# Data for analysis

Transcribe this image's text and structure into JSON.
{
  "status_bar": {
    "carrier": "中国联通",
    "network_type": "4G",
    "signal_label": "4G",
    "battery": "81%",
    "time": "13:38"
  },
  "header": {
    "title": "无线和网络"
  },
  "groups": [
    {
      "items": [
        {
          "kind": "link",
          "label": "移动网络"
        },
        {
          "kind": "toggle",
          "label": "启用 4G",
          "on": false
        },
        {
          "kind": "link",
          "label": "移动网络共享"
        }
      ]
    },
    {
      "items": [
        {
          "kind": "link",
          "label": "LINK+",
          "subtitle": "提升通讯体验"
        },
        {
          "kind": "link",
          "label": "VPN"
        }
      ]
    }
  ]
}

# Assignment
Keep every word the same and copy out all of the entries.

# Exercise solution
Transcribe this image's text and structure into JSON.
{
  "status_bar": {
    "carrier": "中国联通",
    "network_type": "4G",
    "signal_label": "4G",
    "battery": "81%",
    "time": "13:38"
  },
  "header": {
    "title": "无线和网络"
  },
  "groups": [
    {
      "items": [
        {
          "kind": "link",
          "label": "移动网络"
        },
        {
          "kind": "toggle",
          "label": "启用 4G",
          "on": false
        },
        {
          "kind": "link",
          "label": "移动网络共享"
        }
      ]
    },
    {
      "items": [
        {
          "kind": "link",
          "label": "LINK+",
          "subtitle": "提升通讯体验"
        },
        {
          "kind": "link",
          "label": "VPN"
        }
      ]
    }
  ]
}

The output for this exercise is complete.